Although war clouds were hanging on the horizon and the Guru neededevery one of his soldiers, yet he could nor refuse such a request. JogaSingh promised to return soon after the marriage.
Joga Singh had gone. An outbreak of war became imminent. TheGuru despatched a messenger to Joga Singh, charged with the messagethat Joga Singh was to leave for Anandpur at once on receipt of theword. He was informed of the Guru’s order when the marriage ceremonywas yet but half complete. He bowed before the Sacred Book andstarted, leaving the rest of the family to complete the ceremony as wellas they could.
Dignity of Labour

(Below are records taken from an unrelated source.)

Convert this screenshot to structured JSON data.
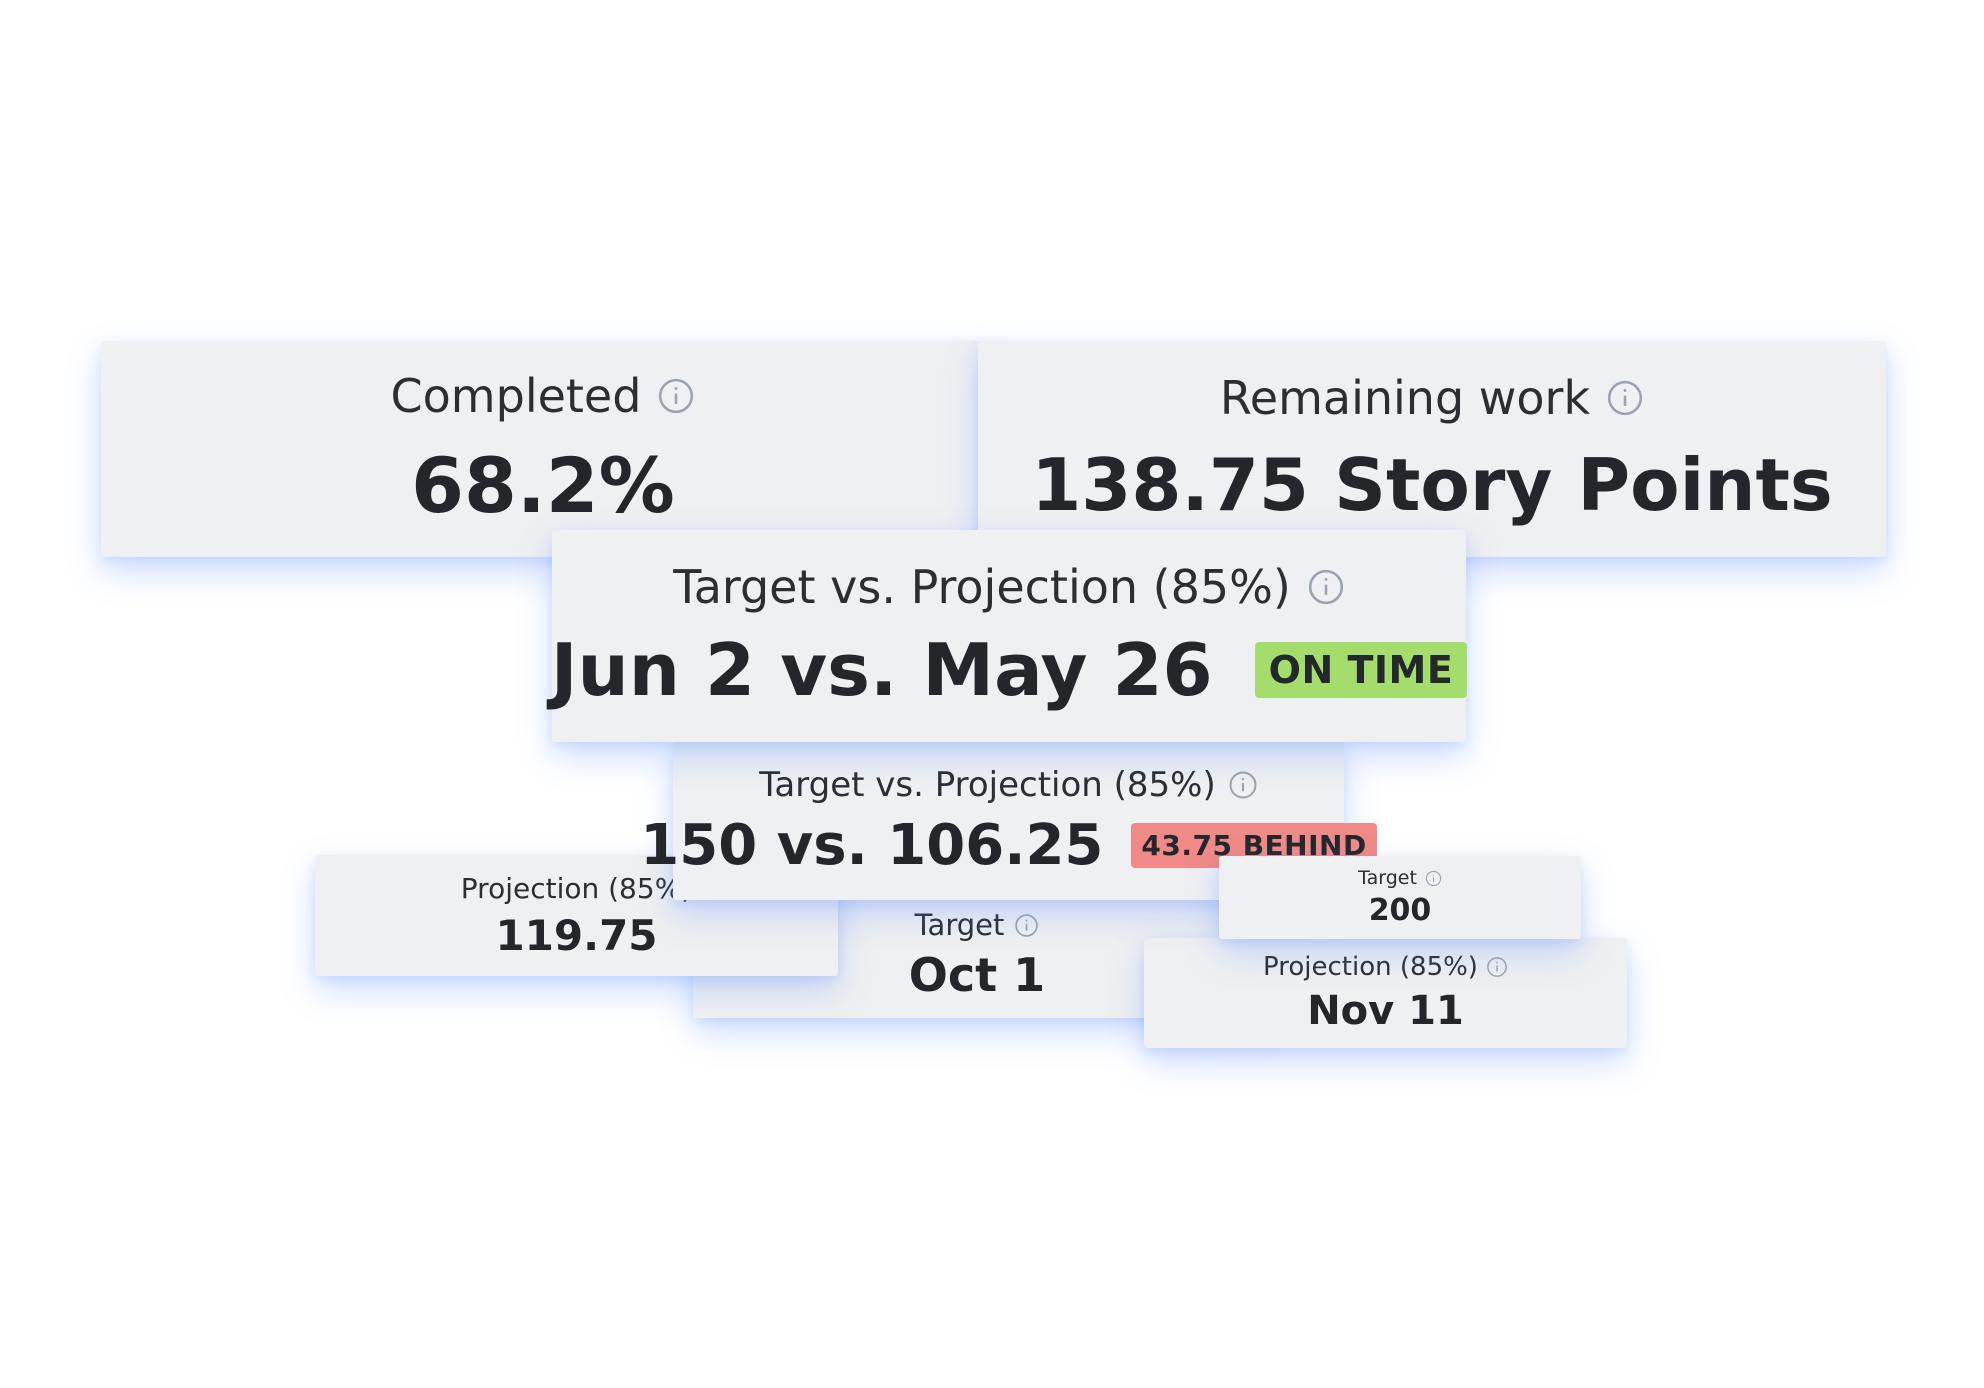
{
  "cards": {
    "completed": {
      "label": "Completed",
      "value": "68.2%",
      "info_icon": "info-circle-icon"
    },
    "remaining": {
      "label": "Remaining work",
      "value": "138.75 Story Points",
      "info_icon": "info-circle-icon"
    },
    "date_comparison": {
      "label": "Target vs. Projection (85%)",
      "value": "Jun 2 vs. May 26",
      "badge": "ON TIME",
      "badge_color": "#a5dd6c",
      "info_icon": "info-circle-icon"
    },
    "points_comparison": {
      "label": "Target vs. Projection (85%)",
      "value": "150 vs. 106.25",
      "badge": "43.75 BEHIND",
      "badge_color": "#f18a86",
      "info_icon": "info-circle-icon"
    },
    "projection_points": {
      "label": "Projection (85%)",
      "value": "119.75"
    },
    "target_date": {
      "label": "Target",
      "value": "Oct 1",
      "info_icon": "info-circle-icon"
    },
    "target_points": {
      "label": "Target",
      "value": "200",
      "info_icon": "info-circle-icon"
    },
    "projection_date": {
      "label": "Projection (85%)",
      "value": "Nov 11",
      "info_icon": "info-circle-icon"
    }
  },
  "colors": {
    "card_background": "#eff0f2",
    "glow": "#588cff",
    "icon": "#9ba2b0",
    "text": "#24272b"
  }
}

The Guru’s injunction to his Sikhs was to live by the sweat of theirbrows. He did not countenance mendicity. He always deprecatedanyone’s sitting idle, reading holy texts, and living on other people’searnings. Service and merit, not birth or caste, determined a Sikh’sposition at the Guru’s darbar. Persons performing such menial dutiesas those of scavengers in the Guru’s stables, and leading lives of piety,devotion, and usefulness, were held especially dear. On the other hand,persons priding themselves on high birth were reprimanded and correctedof their weakness.
Several anecdotes are current, illustrating the Guru’s attitudetowards idlers. One day he asked for water. The Sikh who usuallyperformed such personal service to the Guru was away. A Khatri youth,who was sitting close by, rose, fetched a cup of water, and offered itto him. The Guru noticed that his hands were very delicate. It appearedthat they had been carefully preserved against use, toil, or labour. ‘Well,Youth’, said the Guru,’your hands are very soft and tender. Haven’tyou ever employed them in any work, in any service?’
‘No, my lord’, replied the youth. “This is the first time that I haveused them in the service of another.’
‘Then’, said the Guru, ‘it is not meet to accept water from thesehands. They are polluted. Dead and untouchable is the body which isnot used in serving God’s people. It is not the Sikh, but his life andconduct, that is dear to me.’
The youth’s pride of high birth and privileged position got a thoroughshaking. From that moment he vowed to lead a life that became a Sikh.
To the end of his days he diligently served in the Guru’s langar.
Needless to say that he won the Guru’s pleasure.
Guru to the Rescue
One day, there came to the Guru’s darbar a man beating his breastand crying in sore distress. It transpired that he was a Brahmin ofHoshiarpur. He hed been on his way to his native city, along with hisnewly wedded wife, when a Muhammadan chief of a place called Bassihad fallen on them and forcibly taken her away. The local officials hasall refused to help a ‘kqfir’ against a ‘believer’. He had vainly soughtthe aid of leading Hill-Chiefs. They dared not offend their Muslimmasters. At last, he had come to the Guru, whom he knew to be afriend and helper of the helpless victims of high-handedness.
The Guru at one despatched Prince Ajit Singh with two hundredsoldiers. He was instructed to bring the offender and his victim to thedarbar. Ajit Singh crossed the river and fell upon the Pathan beforeday-break. The Brahmin’s wife was rescued. The haughty Pathan whohad wronged her was duly punished by the Guru. The pair went awayin great happiness, praising the Guru and his Sikhs.
On another occasion.during the course of a war, the young wifeof a Muhammadan Amir fell into the hands of a troop of the Guru’sarmy. The bearers of her palki were ordered to change their course andtake her to the guru’s darbar. When the Guru saw the palki, the firstquestion that he put to the soldiers was whether anyone had, in anyway, molested her. No, they had not even cared to lift the flap andhave a look at her. “That is right’, said he, ‘my soldiers must not raisetheir arm against a woman. She is our sister. Even in war, the Khalsamust not lose sight of its lofty ideals.’ She was taken to the ladies’
apartments. Particulars about her home etc. were ascertained. She wasthen conducted to her place. Let the reader pause and imagine whatwould have been the fate of a Hindu of Sikh lady, if she had, even intimes of peace, thus fallen into the hands of Muhammadan soldiers ofthat time.